For the first time in Nevada, bettors will be able to wager on the NFL Draft, scheduled for April 27 to 29.
The Nevada Gaming Control Board granted approval Thursday for the state’s sports books to offer prop bets on the draft, according to board chairman A.G. Burnett.
Bettors won’t be able to wager on which player will be the No. 1 overall pick. But they’ll be able to wager on the total number of quarterbacks drafted in the first round, whether there will be more offensive players than defensive players drafted in the first round, and the over/under of the draft position for the first kicker taken, to name a few.
Other approved props include the total number of players drafted from a particular college or conference for the first round and for the entire draft.
There also will be matchup props on which college and/or conference will have more players drafted in the first round and in the entire draft, as well as other props.
This explains why you couldn’t bet on Travon Walker to be the top pick in the draft, but you *could* bet on his draft position being ‘Under 1.5’.
There wasn’t much explanation given for the ‘all bets must close 24 hours before the draft’ stipulation at the time.
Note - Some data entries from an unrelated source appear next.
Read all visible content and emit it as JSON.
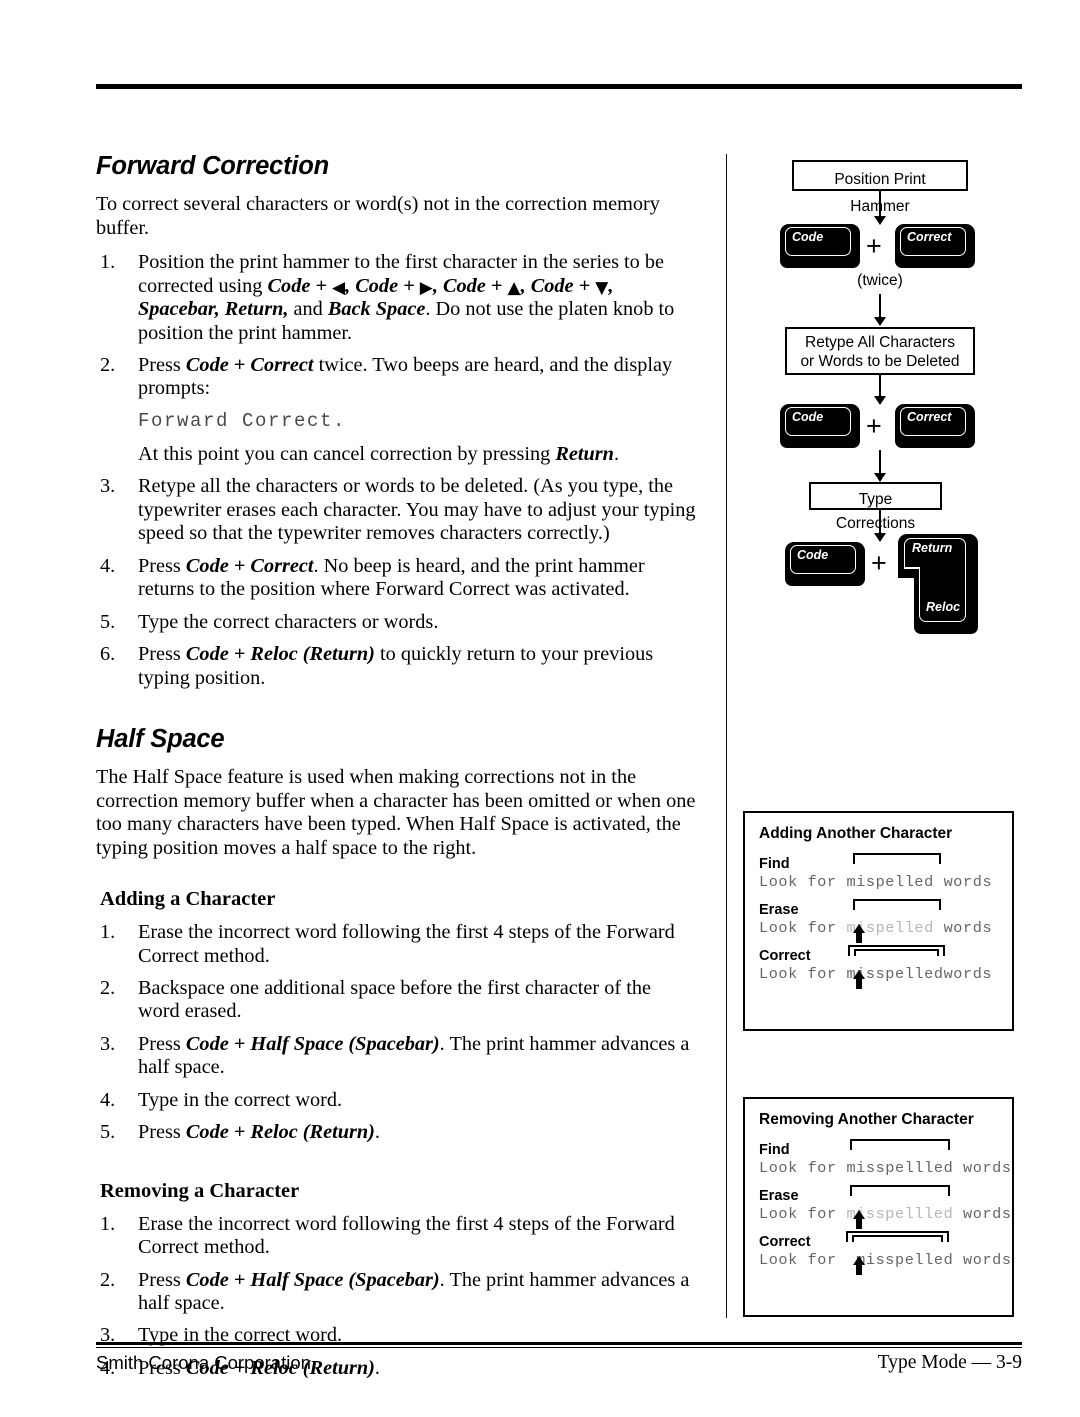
{
  "document": {
    "footer_left": "Smith Corona Corporation",
    "footer_right": "Type Mode — 3-9"
  },
  "forward_correction": {
    "heading": "Forward Correction",
    "intro": "To correct several characters or word(s) not in the correction memory buffer.",
    "step1_num": "1.",
    "step1_a": "Position the print hammer to the first character in the series to be corrected using ",
    "step1_keys_1": "Code + ",
    "step1_arrow_1": "◀",
    "step1_sep_1": ", ",
    "step1_keys_2": "Code + ",
    "step1_arrow_2": "▶",
    "step1_sep_2": ", ",
    "step1_keys_3": "Code + ",
    "step1_arrow_3": "▲",
    "step1_sep_3": ", ",
    "step1_keys_4": "Code + ",
    "step1_arrow_4": "▼",
    "step1_sep_4": ", ",
    "step1_keys_5": "Spacebar, Return,",
    "step1_b": " and ",
    "step1_keys_6": "Back Space",
    "step1_c": ". Do not use the platen knob to position the print hammer.",
    "step2_num": "2.",
    "step2_a": "Press ",
    "step2_key": "Code + Correct",
    "step2_b": " twice. Two beeps are heard, and the display prompts:",
    "lcd_prompt": "Forward Correct.",
    "cancel_a": "At this point you can cancel correction by pressing ",
    "cancel_key": "Return",
    "cancel_b": ".",
    "step3_num": "3.",
    "step3": "Retype all the characters or words to be deleted. (As you type, the typewriter erases each character. You may have to adjust your typing speed so that the typewriter removes characters correctly.)",
    "step4_num": "4.",
    "step4_a": "Press ",
    "step4_key": "Code + Correct",
    "step4_b": ". No beep is heard, and the print hammer returns to the position where Forward Correct was activated.",
    "step5_num": "5.",
    "step5": "Type the correct characters or words.",
    "step6_num": "6.",
    "step6_a": "Press ",
    "step6_key": "Code + Reloc (Return)",
    "step6_b": " to quickly return to your previous typing position."
  },
  "half_space": {
    "heading": "Half Space",
    "intro": "The Half Space feature is used when making corrections not in the correction memory buffer when a character has been omitted or when one too many characters have been typed. When Half Space is activated, the typing position moves a half space to the right.",
    "adding_heading": "Adding a Character",
    "add1_num": "1.",
    "add1": "Erase the incorrect word following the first 4 steps of the Forward Correct method.",
    "add2_num": "2.",
    "add2": "Backspace one additional space before the first character of the word erased.",
    "add3_num": "3.",
    "add3_a": "Press ",
    "add3_key": "Code + Half Space (Spacebar)",
    "add3_b": ". The print hammer advances a half space.",
    "add4_num": "4.",
    "add4": "Type in the correct word.",
    "add5_num": "5.",
    "add5_a": "Press ",
    "add5_key": "Code + Reloc (Return)",
    "add5_b": ".",
    "removing_heading": "Removing a Character",
    "rem1_num": "1.",
    "rem1": "Erase the incorrect word following the first 4 steps of the Forward Correct method.",
    "rem2_num": "2.",
    "rem2_a": "Press ",
    "rem2_key": "Code + Half Space (Spacebar)",
    "rem2_b": ". The print hammer advances a half space.",
    "rem3_num": "3.",
    "rem3": "Type in the correct word.",
    "rem4_num": "4.",
    "rem4_a": "Press ",
    "rem4_key": "Code + Reloc (Return)",
    "rem4_b": "."
  },
  "flowchart": {
    "box1": "Position Print Hammer",
    "key_code_1": "Code",
    "key_correct_1": "Correct",
    "plus_1": "+",
    "twice": "(twice)",
    "box2_line1": "Retype All Characters",
    "box2_line2": "or Words to be Deleted",
    "key_code_2": "Code",
    "key_correct_2": "Correct",
    "plus_2": "+",
    "box3": "Type Corrections",
    "key_code_3": "Code",
    "plus_3": "+",
    "key_return": "Return",
    "key_reloc": "Reloc"
  },
  "panel_add": {
    "title": "Adding Another Character",
    "find_label": "Find",
    "find_pre": "Look for ",
    "find_word": "mispelled",
    "find_post": " words",
    "erase_label": "Erase",
    "erase_pre": "Look for ",
    "erase_word": "mispelled",
    "erase_post": " words",
    "correct_label": "Correct",
    "correct_pre": "Look for ",
    "correct_word": "misspelled",
    "correct_post": "words"
  },
  "panel_remove": {
    "title": "Removing Another Character",
    "find_label": "Find",
    "find_pre": "Look for ",
    "find_word": "misspellled",
    "find_post": " words",
    "erase_label": "Erase",
    "erase_pre": "Look for ",
    "erase_word": "misspellled",
    "erase_post": " words",
    "correct_label": "Correct",
    "correct_pre": "Look for ",
    "correct_word": " misspelled",
    "correct_post": " words"
  }
}
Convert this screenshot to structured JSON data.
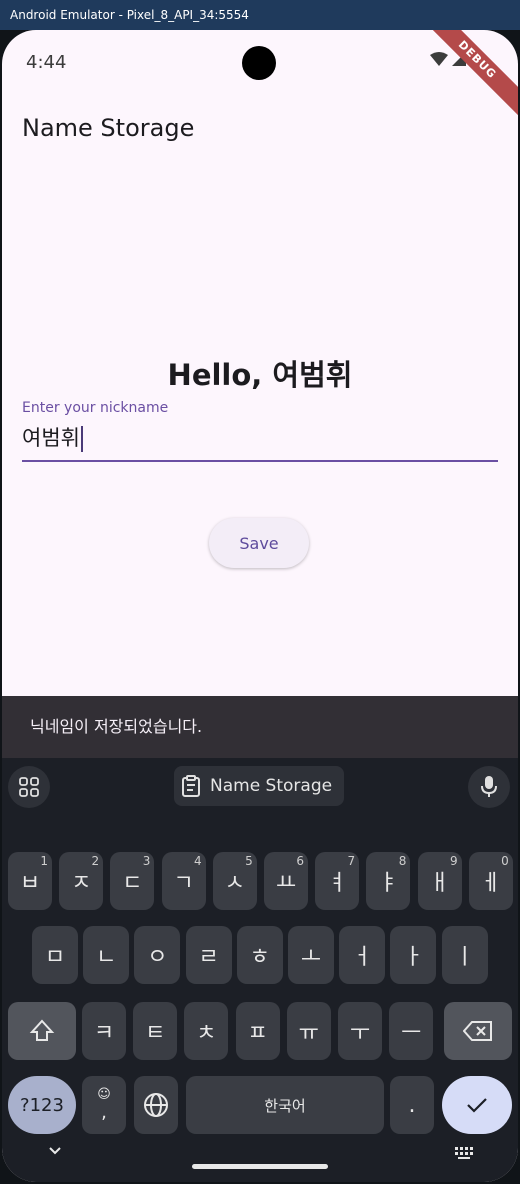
{
  "window": {
    "title": "Android Emulator - Pixel_8_API_34:5554"
  },
  "status_bar": {
    "time": "4:44",
    "debug_banner": "DEBUG"
  },
  "app": {
    "title": "Name Storage",
    "greeting": "Hello, 여범휘",
    "nickname_field": {
      "label": "Enter your nickname",
      "value": "여범휘"
    },
    "save_label": "Save"
  },
  "snackbar": {
    "message": "닉네임이 저장되었습니다."
  },
  "keyboard": {
    "suggestion": "Name Storage",
    "row1": [
      {
        "char": "ㅂ",
        "num": "1"
      },
      {
        "char": "ㅈ",
        "num": "2"
      },
      {
        "char": "ㄷ",
        "num": "3"
      },
      {
        "char": "ㄱ",
        "num": "4"
      },
      {
        "char": "ㅅ",
        "num": "5"
      },
      {
        "char": "ㅛ",
        "num": "6"
      },
      {
        "char": "ㅕ",
        "num": "7"
      },
      {
        "char": "ㅑ",
        "num": "8"
      },
      {
        "char": "ㅐ",
        "num": "9"
      },
      {
        "char": "ㅔ",
        "num": "0"
      }
    ],
    "row2": [
      "ㅁ",
      "ㄴ",
      "ㅇ",
      "ㄹ",
      "ㅎ",
      "ㅗ",
      "ㅓ",
      "ㅏ",
      "ㅣ"
    ],
    "row3": [
      "ㅋ",
      "ㅌ",
      "ㅊ",
      "ㅍ",
      "ㅠ",
      "ㅜ",
      "ㅡ"
    ],
    "symbols_label": "?123",
    "comma": ",",
    "space_label": "한국어",
    "period": "."
  },
  "colors": {
    "accent": "#6b4fa3",
    "background": "#fdf6fd",
    "keyboard": "#1c1f26"
  }
}
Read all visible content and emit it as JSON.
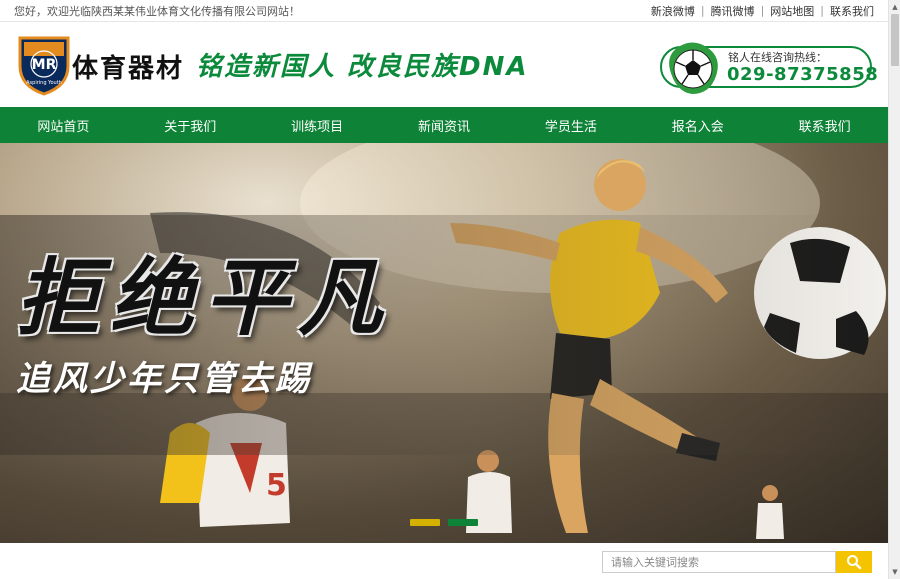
{
  "topbar": {
    "welcome": "您好，欢迎光临陕西某某伟业体育文化传播有限公司网站！",
    "links": [
      {
        "label": "新浪微博"
      },
      {
        "label": "腾讯微博"
      },
      {
        "label": "网站地图"
      },
      {
        "label": "联系我们"
      }
    ]
  },
  "header": {
    "logo_text": "MR",
    "logo_subtext": "Aspiring Youth",
    "brand": "体育器材",
    "slogan": "铭造新国人  改良民族DNA",
    "hotline_label": "铭人在线咨询热线：",
    "hotline_number": "029-87375858"
  },
  "nav": {
    "items": [
      {
        "label": "网站首页"
      },
      {
        "label": "关于我们"
      },
      {
        "label": "训练项目"
      },
      {
        "label": "新闻资讯"
      },
      {
        "label": "学员生活"
      },
      {
        "label": "报名入会"
      },
      {
        "label": "联系我们"
      }
    ]
  },
  "banner": {
    "title": "拒绝平凡",
    "subtitle": "追风少年只管去踢",
    "player_number": "5",
    "dots": [
      {
        "color": "#d4b000",
        "active": false
      },
      {
        "color": "#0e8337",
        "active": true
      }
    ]
  },
  "search": {
    "placeholder": "请输入关键词搜索",
    "icon": "search-icon"
  },
  "colors": {
    "brand_green": "#0e8337",
    "accent_yellow": "#f5c400"
  }
}
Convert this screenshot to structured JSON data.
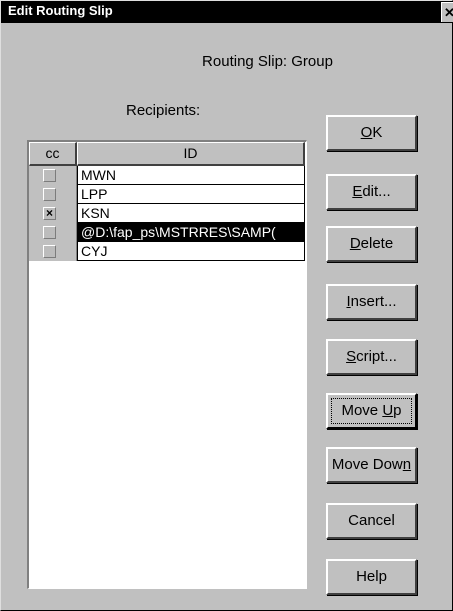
{
  "window": {
    "title": "Edit Routing Slip",
    "close_glyph": "✕"
  },
  "dialog": {
    "heading": "Routing Slip: Group",
    "recipients_label": "Recipients:"
  },
  "list": {
    "columns": [
      "cc",
      "ID"
    ],
    "rows": [
      {
        "cc": false,
        "id": "MWN",
        "selected": false
      },
      {
        "cc": false,
        "id": "LPP",
        "selected": false
      },
      {
        "cc": true,
        "id": "KSN",
        "selected": false
      },
      {
        "cc": false,
        "id": "@D:\\fap_ps\\MSTRRES\\SAMP(",
        "selected": true
      },
      {
        "cc": false,
        "id": "CYJ",
        "selected": false
      }
    ]
  },
  "buttons": [
    {
      "name": "ok-button",
      "pre": "",
      "mn": "O",
      "post": "K"
    },
    {
      "name": "edit-button",
      "pre": "",
      "mn": "E",
      "post": "dit..."
    },
    {
      "name": "delete-button",
      "pre": "",
      "mn": "D",
      "post": "elete"
    },
    {
      "name": "insert-button",
      "pre": "",
      "mn": "I",
      "post": "nsert..."
    },
    {
      "name": "script-button",
      "pre": "",
      "mn": "S",
      "post": "cript..."
    },
    {
      "name": "move-up-button",
      "pre": "Move ",
      "mn": "U",
      "post": "p"
    },
    {
      "name": "move-down-button",
      "pre": "Move Dow",
      "mn": "n",
      "post": ""
    },
    {
      "name": "cancel-button",
      "pre": "Cancel",
      "mn": "",
      "post": ""
    },
    {
      "name": "help-button",
      "pre": "Help",
      "mn": "",
      "post": ""
    }
  ]
}
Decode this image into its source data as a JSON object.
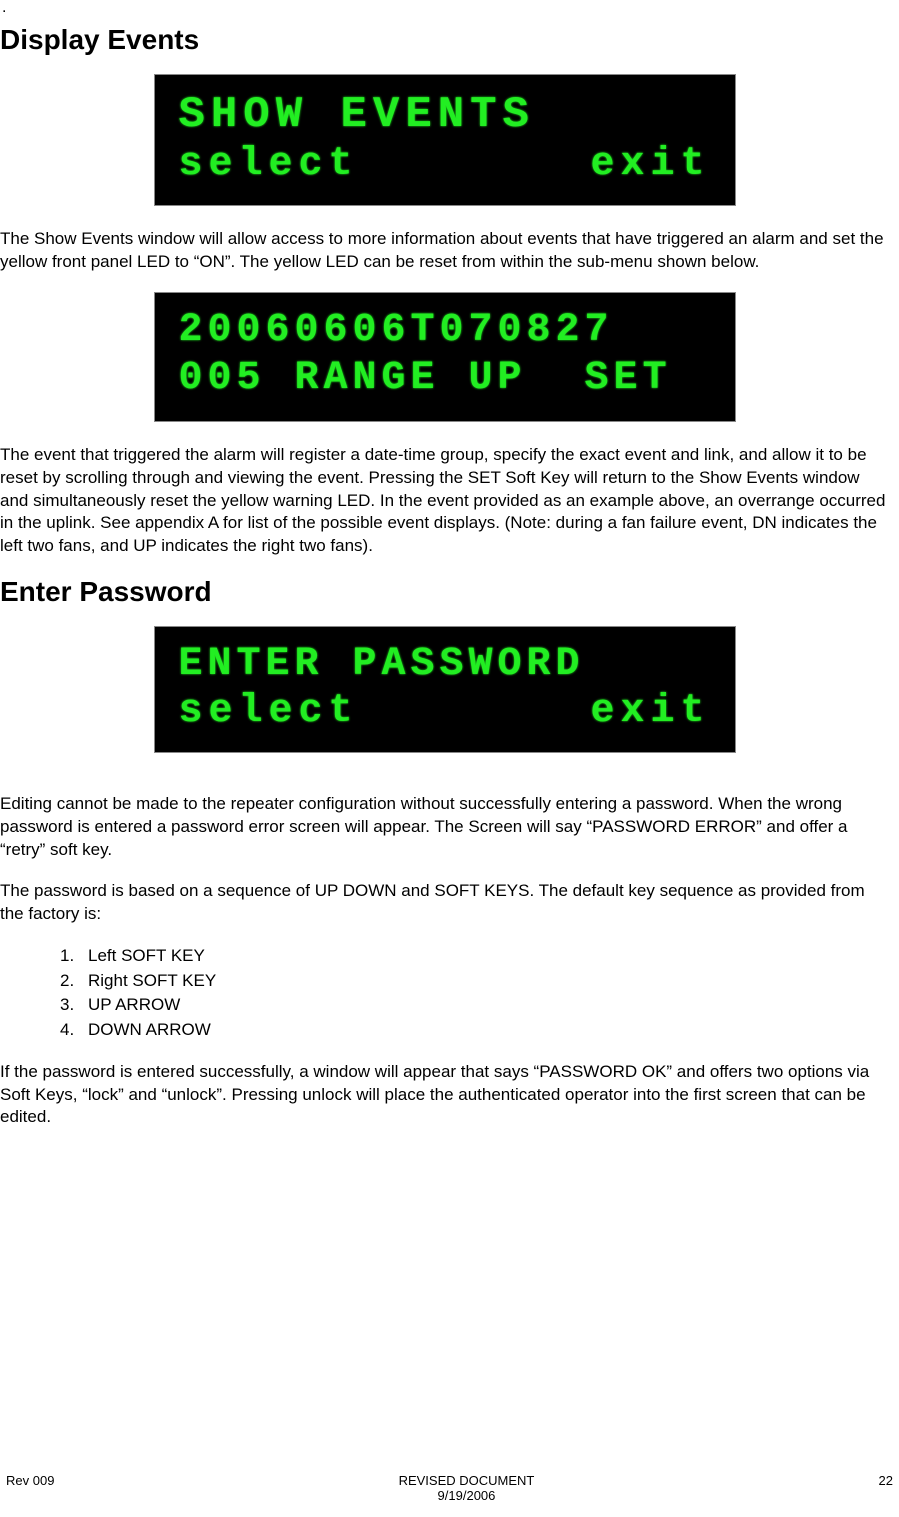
{
  "top_marker": ".",
  "sections": {
    "display_events": {
      "heading": "Display Events",
      "lcd1": {
        "line1": "SHOW EVENTS",
        "row2_left": "select",
        "row2_right": "exit"
      },
      "p1": "The Show Events window will allow access to more information about events that have triggered an alarm and set the yellow front panel LED to “ON”.  The yellow LED can be reset from within the sub-menu shown below.",
      "lcd2": {
        "line1": "20060606T070827",
        "line2": "005 RANGE UP  SET"
      },
      "p2": "The event that triggered the alarm will register a date-time group, specify the exact event and link, and allow it to be reset by scrolling through and viewing the event.  Pressing the SET Soft Key will return to the Show Events window and simultaneously reset the yellow warning LED.  In the event provided as an example above, an overrange occurred in the uplink.  See appendix A for list of the possible event displays. (Note: during a fan failure event, DN indicates the left two fans, and UP indicates the right two fans)."
    },
    "enter_password": {
      "heading": "Enter Password",
      "lcd": {
        "line1": "ENTER PASSWORD",
        "row2_left": "select",
        "row2_right": "exit"
      },
      "p1": "Editing cannot be made to the repeater configuration without successfully entering a password.  When the wrong password is entered a password error screen will appear.  The Screen will say “PASSWORD ERROR” and offer a “retry” soft key.",
      "p2": "The password is based on a sequence of UP DOWN and SOFT KEYS.  The default key sequence as provided from the factory is:",
      "list": [
        "Left SOFT KEY",
        "Right SOFT KEY",
        "UP ARROW",
        "DOWN ARROW"
      ],
      "p3": "If the password is entered successfully, a window will appear that says “PASSWORD OK” and offers two options via Soft Keys, “lock” and “unlock”.  Pressing unlock will place the authenticated operator into the first screen that can be edited."
    }
  },
  "footer": {
    "left": "Rev 009",
    "center_line1": "REVISED DOCUMENT",
    "center_line2": "9/19/2006",
    "right": "22"
  }
}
Since sportsbooks in Nevada get killed every year booking the draft, there’s not been much complaint from the bookmaking community. Even with the NFL actually holding the draft in Las Vegas there wasn’t any serious discussion about changing this rule. Never mind the fact that tens of thousands of visitors are in town for the draft, which has been called by some ‘the biggest event in Vegas history’. My thinking–if Nevada is going to take action on the NFL Draft do it right. And above all else, let bettors get down right up until the draft starts. If other states do it, a state that purports to be the ‘gold standard’ in gaming should do it.
We’ll talk about how the sharps bury the sportsbooks on draft day in a subsequent article.